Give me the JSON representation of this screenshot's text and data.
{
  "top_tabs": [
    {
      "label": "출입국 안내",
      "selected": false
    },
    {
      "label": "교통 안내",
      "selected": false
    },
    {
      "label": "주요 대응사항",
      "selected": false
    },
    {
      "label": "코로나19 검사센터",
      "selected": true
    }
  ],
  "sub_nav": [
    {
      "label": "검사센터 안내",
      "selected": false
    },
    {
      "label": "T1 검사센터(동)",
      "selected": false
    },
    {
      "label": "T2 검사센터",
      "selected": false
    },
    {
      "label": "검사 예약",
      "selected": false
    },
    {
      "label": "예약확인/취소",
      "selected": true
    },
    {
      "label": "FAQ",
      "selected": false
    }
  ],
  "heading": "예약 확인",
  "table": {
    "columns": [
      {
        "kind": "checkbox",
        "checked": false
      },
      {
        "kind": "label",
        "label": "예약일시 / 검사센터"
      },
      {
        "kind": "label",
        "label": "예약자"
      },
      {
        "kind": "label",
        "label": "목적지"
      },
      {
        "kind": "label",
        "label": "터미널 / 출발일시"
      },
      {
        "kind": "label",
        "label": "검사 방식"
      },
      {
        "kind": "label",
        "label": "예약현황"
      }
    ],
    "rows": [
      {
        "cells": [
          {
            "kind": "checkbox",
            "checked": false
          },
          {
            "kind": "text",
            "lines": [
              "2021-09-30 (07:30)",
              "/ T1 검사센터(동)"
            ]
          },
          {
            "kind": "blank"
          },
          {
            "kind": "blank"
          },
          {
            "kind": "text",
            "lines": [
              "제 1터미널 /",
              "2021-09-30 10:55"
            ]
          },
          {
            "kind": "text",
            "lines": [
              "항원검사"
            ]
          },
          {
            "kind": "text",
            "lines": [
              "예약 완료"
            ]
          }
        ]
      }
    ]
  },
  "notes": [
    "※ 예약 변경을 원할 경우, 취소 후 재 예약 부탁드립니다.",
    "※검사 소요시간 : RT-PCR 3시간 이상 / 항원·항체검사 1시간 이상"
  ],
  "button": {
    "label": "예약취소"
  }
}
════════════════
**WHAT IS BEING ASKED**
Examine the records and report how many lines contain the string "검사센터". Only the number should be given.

**TASK RESPONSE**
6